Products using nanotechology and materials has become more and more common. Zinc oxide (ZnO) and titanium dioxide (TiO2) are used in nanoparticle size in sunscreens. They provide physical blocks from the harmful UVA and UVB rays, protecting the skin from photo-damage which is known to cause skin cancers.
One nanometer (nm) is roughly 100,000 times smaller than a human hair. The physical and chemical properties of nanoscale materials, such as reactivity, persistence, or bioavailability, can differ significantly from their larger scale counterparts. This is the concern of the group Friends of the Earth who feel that sunscreens with nanoparticles are a risk to your health and urge you not to use them.
Zinc oxide and titanium dioxide nanoparticles used in sunscreens range in the 20 – 30 nm size. Their use in sunscreen has become popular as the nanoparticles appear transparent when applied to the skin rather than an opaque white cover. This transparency makes the sunscreen much more cosmetically acceptable than the larger-particle ZnO and TiO2 use.
While the FOTE quote a recent Australian study by Macquarie University's Professor Brian Gulson as evidence that sunscreens using nano-ZnO are potentially hazardous due to absorption into the blood stream through the skin, Gulson in an interview notes that his study doesn't shed any light on the question of whether the nano-particles themselves played a part in the zinc absorption. “That was the most critical thing. This isotope technique cannot tell whether or not it's a zinc oxide nano-particle that got through skin or whether it's just zinc that was dissolved up in contact with the skin and then forms zinc ions or so-called soluble ions. So that's one major deficiency of our study.”
Other studies not mentioned by FOTE suggest the case for safe, non-penetrating, transparent, topical ZnO sunscreen formulations appears to be strengthening as the one by Sheree Cross and colleagues.

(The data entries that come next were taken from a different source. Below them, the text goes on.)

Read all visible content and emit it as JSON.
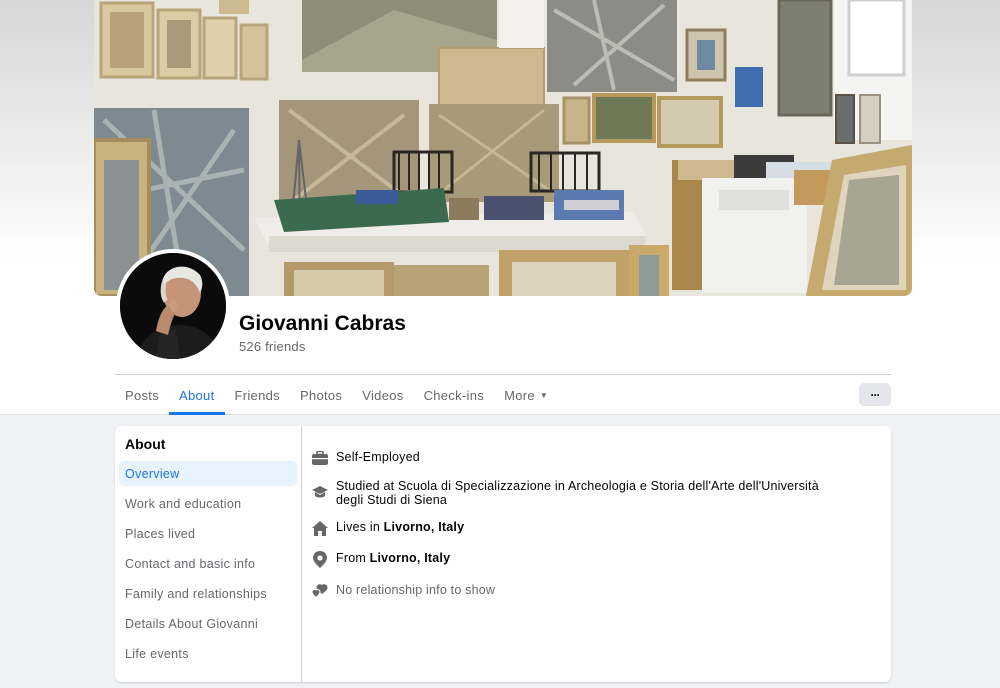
{
  "profile": {
    "name": "Giovanni Cabras",
    "friends": "526 friends"
  },
  "tabs": [
    {
      "label": "Posts",
      "active": false
    },
    {
      "label": "About",
      "active": true
    },
    {
      "label": "Friends",
      "active": false
    },
    {
      "label": "Photos",
      "active": false
    },
    {
      "label": "Videos",
      "active": false
    },
    {
      "label": "Check-ins",
      "active": false
    },
    {
      "label": "More",
      "active": false
    }
  ],
  "more_button_label": "···",
  "about": {
    "title": "About",
    "sidebar": [
      {
        "label": "Overview",
        "active": true
      },
      {
        "label": "Work and education",
        "active": false
      },
      {
        "label": "Places lived",
        "active": false
      },
      {
        "label": "Contact and basic info",
        "active": false
      },
      {
        "label": "Family and relationships",
        "active": false
      },
      {
        "label": "Details About Giovanni",
        "active": false
      },
      {
        "label": "Life events",
        "active": false
      }
    ],
    "details": {
      "work": {
        "icon": "briefcase-icon",
        "text": "Self-Employed"
      },
      "education": {
        "icon": "graduation-cap-icon",
        "line1": "Studied at Scuola di Specializzazione in Archeologia e Storia dell'Arte dell'Università",
        "line2": "degli Studi di Siena"
      },
      "lives": {
        "icon": "house-icon",
        "prefix": "Lives in ",
        "place": "Livorno, Italy"
      },
      "from": {
        "icon": "location-pin-icon",
        "prefix": "From ",
        "place": "Livorno, Italy"
      },
      "relationship": {
        "icon": "hearts-icon",
        "text": "No relationship info to show"
      }
    }
  },
  "colors": {
    "accent": "#1b74e4",
    "secondary_text": "#65676b",
    "page_background": "#f0f2f5",
    "card_background": "#ffffff"
  }
}
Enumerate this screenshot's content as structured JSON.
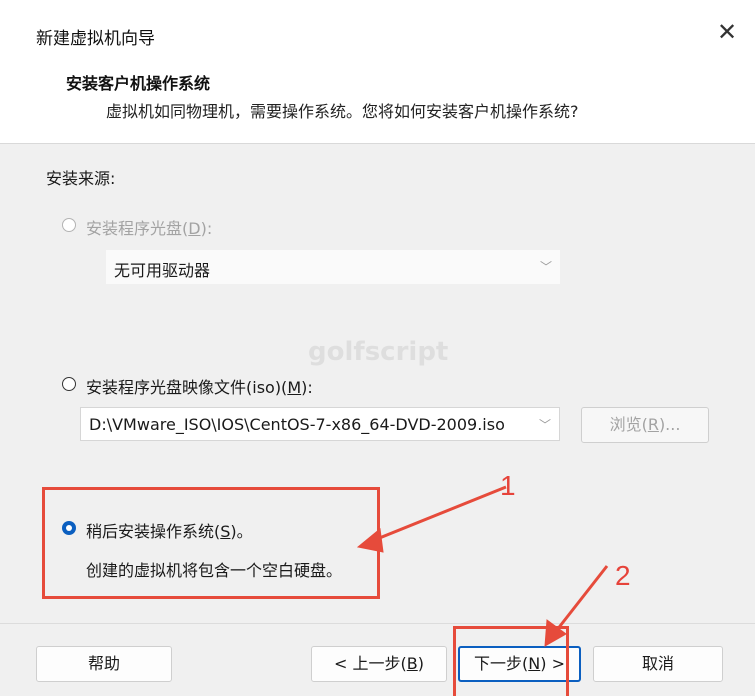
{
  "window": {
    "title": "新建虚拟机向导",
    "close_glyph": "✕"
  },
  "header": {
    "title": "安装客户机操作系统",
    "subtitle": "虚拟机如同物理机，需要操作系统。您将如何安装客户机操作系统?"
  },
  "install_source": {
    "label": "安装来源:",
    "disc_option": {
      "label_prefix": "安装程序光盘(",
      "accel": "D",
      "label_suffix": "):",
      "selected": false,
      "enabled": false
    },
    "disc_drive": {
      "value": "无可用驱动器",
      "enabled": false
    },
    "iso_option": {
      "label_prefix": "安装程序光盘映像文件(iso)(",
      "accel": "M",
      "label_suffix": "):",
      "selected": false,
      "enabled": true
    },
    "iso_path": {
      "value": "D:\\VMware_ISO\\IOS\\CentOS-7-x86_64-DVD-2009.iso",
      "enabled": true
    },
    "browse_button": {
      "label_prefix": "浏览(",
      "accel": "R",
      "label_suffix": ")...",
      "enabled": false
    },
    "later_option": {
      "label_prefix": "稍后安装操作系统(",
      "accel": "S",
      "label_suffix": ")。",
      "selected": true,
      "enabled": true
    },
    "later_description": "创建的虚拟机将包含一个空白硬盘。"
  },
  "watermark": "golfscript",
  "footer": {
    "help_label": "帮助",
    "back_prefix": "< 上一步(",
    "back_accel": "B",
    "back_suffix": ")",
    "next_prefix": "下一步(",
    "next_accel": "N",
    "next_suffix": ") >",
    "cancel_label": "取消"
  },
  "annotations": {
    "labels": [
      "1",
      "2"
    ],
    "color": "#e64b3b"
  },
  "colors": {
    "accent": "#0b5fc0",
    "annotation": "#e64b3b"
  }
}
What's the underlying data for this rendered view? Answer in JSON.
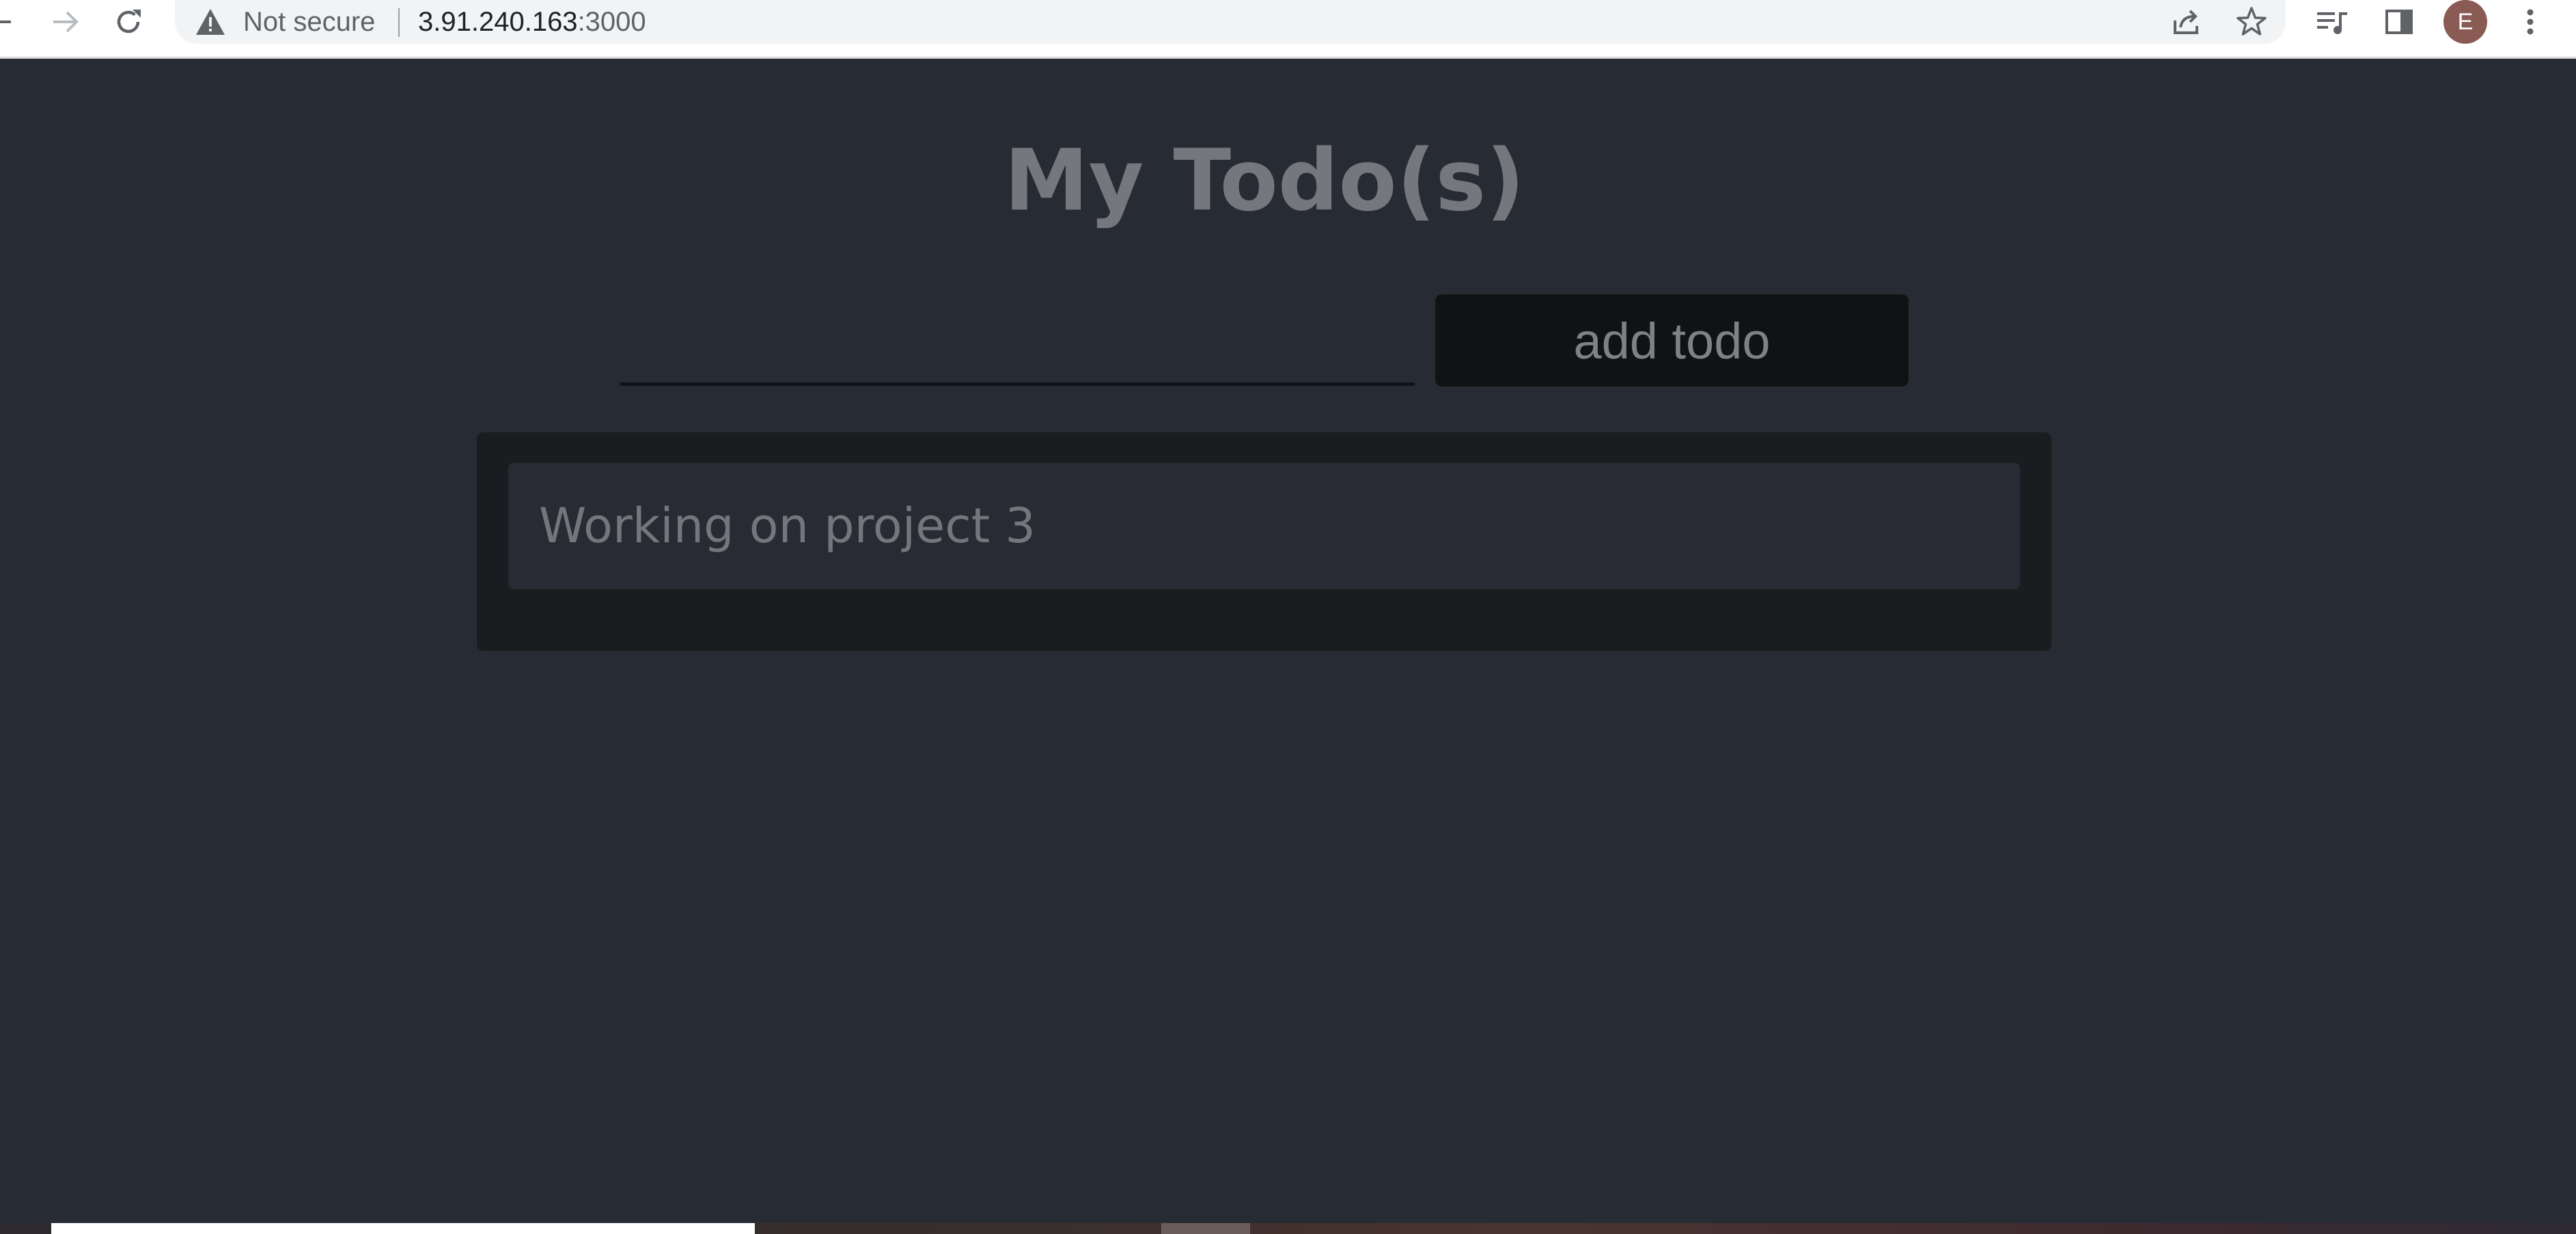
{
  "browser": {
    "security_label": "Not secure",
    "url_host": "3.91.240.163",
    "url_port": ":3000",
    "profile_initial": "E"
  },
  "page": {
    "title": "My Todo(s)",
    "input_value": "",
    "add_button_label": "add todo",
    "todos": [
      {
        "text": "Working on project 3"
      }
    ]
  },
  "icons": {
    "back": "back-arrow-icon",
    "forward": "forward-arrow-icon",
    "reload": "reload-icon",
    "warning": "warning-triangle-icon",
    "share": "share-icon",
    "bookmark": "star-icon",
    "reading_list": "reading-list-icon",
    "side_panel": "side-panel-icon",
    "menu": "kebab-menu-icon"
  },
  "colors": {
    "page_background": "#272b34",
    "list_background": "#1a1c20",
    "item_background": "#282b33",
    "button_background": "#111214",
    "text_muted": "#75777d",
    "avatar": "#8a5a54"
  }
}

Another concern in the use of nanoparticles in sunscreens is the exposure of the body due to oral and nasal uptake due to application to the lips and mouth area, around the nose, and via contact with sunscreened hands and food.